• _AIM OF THE TASK_
Your answer should be the full set of entries, given again without alteration.

• • • •

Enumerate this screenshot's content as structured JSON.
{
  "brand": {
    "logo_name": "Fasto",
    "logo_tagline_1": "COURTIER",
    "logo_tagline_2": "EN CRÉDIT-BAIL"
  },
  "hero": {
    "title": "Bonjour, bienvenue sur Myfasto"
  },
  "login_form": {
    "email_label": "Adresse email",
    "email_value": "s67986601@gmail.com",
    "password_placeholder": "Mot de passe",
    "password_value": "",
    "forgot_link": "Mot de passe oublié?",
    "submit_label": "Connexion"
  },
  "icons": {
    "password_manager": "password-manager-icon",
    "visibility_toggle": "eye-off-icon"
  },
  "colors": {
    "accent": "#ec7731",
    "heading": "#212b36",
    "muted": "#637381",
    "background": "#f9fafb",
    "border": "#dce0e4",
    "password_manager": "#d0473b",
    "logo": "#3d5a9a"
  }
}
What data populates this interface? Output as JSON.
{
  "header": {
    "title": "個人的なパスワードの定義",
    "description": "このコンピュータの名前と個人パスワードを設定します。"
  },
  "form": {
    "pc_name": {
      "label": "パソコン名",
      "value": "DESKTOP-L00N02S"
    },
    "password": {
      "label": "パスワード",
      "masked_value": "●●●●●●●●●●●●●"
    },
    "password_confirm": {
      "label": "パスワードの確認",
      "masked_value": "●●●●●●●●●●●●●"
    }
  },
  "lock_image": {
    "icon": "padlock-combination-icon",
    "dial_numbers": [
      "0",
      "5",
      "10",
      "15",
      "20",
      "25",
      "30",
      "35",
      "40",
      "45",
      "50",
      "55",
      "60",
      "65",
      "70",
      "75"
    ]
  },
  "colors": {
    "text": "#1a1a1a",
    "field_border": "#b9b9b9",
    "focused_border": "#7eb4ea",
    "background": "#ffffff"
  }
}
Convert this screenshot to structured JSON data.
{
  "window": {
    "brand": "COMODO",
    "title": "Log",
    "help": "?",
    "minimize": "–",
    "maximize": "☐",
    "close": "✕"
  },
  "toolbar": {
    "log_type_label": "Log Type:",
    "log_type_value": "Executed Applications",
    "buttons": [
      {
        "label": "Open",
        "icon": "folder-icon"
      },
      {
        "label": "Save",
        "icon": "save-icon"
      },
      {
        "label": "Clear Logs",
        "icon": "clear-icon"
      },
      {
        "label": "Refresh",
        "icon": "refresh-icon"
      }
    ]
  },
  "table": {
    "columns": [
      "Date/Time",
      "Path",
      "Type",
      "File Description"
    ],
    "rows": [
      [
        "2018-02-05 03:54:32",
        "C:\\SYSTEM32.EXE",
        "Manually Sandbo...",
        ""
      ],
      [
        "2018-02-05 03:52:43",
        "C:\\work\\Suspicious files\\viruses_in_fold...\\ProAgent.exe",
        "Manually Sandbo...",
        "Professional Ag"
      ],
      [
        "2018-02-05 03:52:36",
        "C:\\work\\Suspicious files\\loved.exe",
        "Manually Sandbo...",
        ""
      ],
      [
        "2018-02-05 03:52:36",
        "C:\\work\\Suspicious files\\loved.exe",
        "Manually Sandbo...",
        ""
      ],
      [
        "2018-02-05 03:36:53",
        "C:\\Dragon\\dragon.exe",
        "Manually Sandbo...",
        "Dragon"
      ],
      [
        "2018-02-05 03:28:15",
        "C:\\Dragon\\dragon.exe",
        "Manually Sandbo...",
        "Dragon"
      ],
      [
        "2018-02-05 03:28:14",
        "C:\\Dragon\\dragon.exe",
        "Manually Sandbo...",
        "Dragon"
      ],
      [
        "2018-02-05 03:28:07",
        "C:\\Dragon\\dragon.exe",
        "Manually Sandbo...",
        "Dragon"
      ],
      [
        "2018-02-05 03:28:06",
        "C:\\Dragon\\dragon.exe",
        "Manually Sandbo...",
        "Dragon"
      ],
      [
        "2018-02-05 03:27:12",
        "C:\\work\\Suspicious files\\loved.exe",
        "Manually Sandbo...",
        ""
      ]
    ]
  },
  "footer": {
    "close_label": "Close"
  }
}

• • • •

• _TASK ANSWER_
Enumerate this screenshot's content as structured JSON.
{
  "brand": {
    "logo_name": "Fasto",
    "logo_tagline_1": "COURTIER",
    "logo_tagline_2": "EN CRÉDIT-BAIL"
  },
  "hero": {
    "title": "Bonjour, bienvenue sur Myfasto"
  },
  "login_form": {
    "email_label": "Adresse email",
    "email_value": "s67986601@gmail.com",
    "password_placeholder": "Mot de passe",
    "password_value": "",
    "forgot_link": "Mot de passe oublié?",
    "submit_label": "Connexion"
  },
  "icons": {
    "password_manager": "password-manager-icon",
    "visibility_toggle": "eye-off-icon"
  },
  "colors": {
    "accent": "#ec7731",
    "heading": "#212b36",
    "muted": "#637381",
    "background": "#f9fafb",
    "border": "#dce0e4",
    "password_manager": "#d0473b",
    "logo": "#3d5a9a"
  }
}
What data populates this interface? Output as JSON.
{
  "header": {
    "title": "個人的なパスワードの定義",
    "description": "このコンピュータの名前と個人パスワードを設定します。"
  },
  "form": {
    "pc_name": {
      "label": "パソコン名",
      "value": "DESKTOP-L00N02S"
    },
    "password": {
      "label": "パスワード",
      "masked_value": "●●●●●●●●●●●●●"
    },
    "password_confirm": {
      "label": "パスワードの確認",
      "masked_value": "●●●●●●●●●●●●●"
    }
  },
  "lock_image": {
    "icon": "padlock-combination-icon",
    "dial_numbers": [
      "0",
      "5",
      "10",
      "15",
      "20",
      "25",
      "30",
      "35",
      "40",
      "45",
      "50",
      "55",
      "60",
      "65",
      "70",
      "75"
    ]
  },
  "colors": {
    "text": "#1a1a1a",
    "field_border": "#b9b9b9",
    "focused_border": "#7eb4ea",
    "background": "#ffffff"
  }
}
Convert this screenshot to structured JSON data.
{
  "window": {
    "brand": "COMODO",
    "title": "Log",
    "help": "?",
    "minimize": "–",
    "maximize": "☐",
    "close": "✕"
  },
  "toolbar": {
    "log_type_label": "Log Type:",
    "log_type_value": "Executed Applications",
    "buttons": [
      {
        "label": "Open",
        "icon": "folder-icon"
      },
      {
        "label": "Save",
        "icon": "save-icon"
      },
      {
        "label": "Clear Logs",
        "icon": "clear-icon"
      },
      {
        "label": "Refresh",
        "icon": "refresh-icon"
      }
    ]
  },
  "table": {
    "columns": [
      "Date/Time",
      "Path",
      "Type",
      "File Description"
    ],
    "rows": [
      [
        "2018-02-05 03:54:32",
        "C:\\SYSTEM32.EXE",
        "Manually Sandbo...",
        ""
      ],
      [
        "2018-02-05 03:52:43",
        "C:\\work\\Suspicious files\\viruses_in_fold...\\ProAgent.exe",
        "Manually Sandbo...",
        "Professional Ag"
      ],
      [
        "2018-02-05 03:52:36",
        "C:\\work\\Suspicious files\\loved.exe",
        "Manually Sandbo...",
        ""
      ],
      [
        "2018-02-05 03:52:36",
        "C:\\work\\Suspicious files\\loved.exe",
        "Manually Sandbo...",
        ""
      ],
      [
        "2018-02-05 03:36:53",
        "C:\\Dragon\\dragon.exe",
        "Manually Sandbo...",
        "Dragon"
      ],
      [
        "2018-02-05 03:28:15",
        "C:\\Dragon\\dragon.exe",
        "Manually Sandbo...",
        "Dragon"
      ],
      [
        "2018-02-05 03:28:14",
        "C:\\Dragon\\dragon.exe",
        "Manually Sandbo...",
        "Dragon"
      ],
      [
        "2018-02-05 03:28:07",
        "C:\\Dragon\\dragon.exe",
        "Manually Sandbo...",
        "Dragon"
      ],
      [
        "2018-02-05 03:28:06",
        "C:\\Dragon\\dragon.exe",
        "Manually Sandbo...",
        "Dragon"
      ],
      [
        "2018-02-05 03:27:12",
        "C:\\work\\Suspicious files\\loved.exe",
        "Manually Sandbo...",
        ""
      ]
    ]
  },
  "footer": {
    "close_label": "Close"
  }
}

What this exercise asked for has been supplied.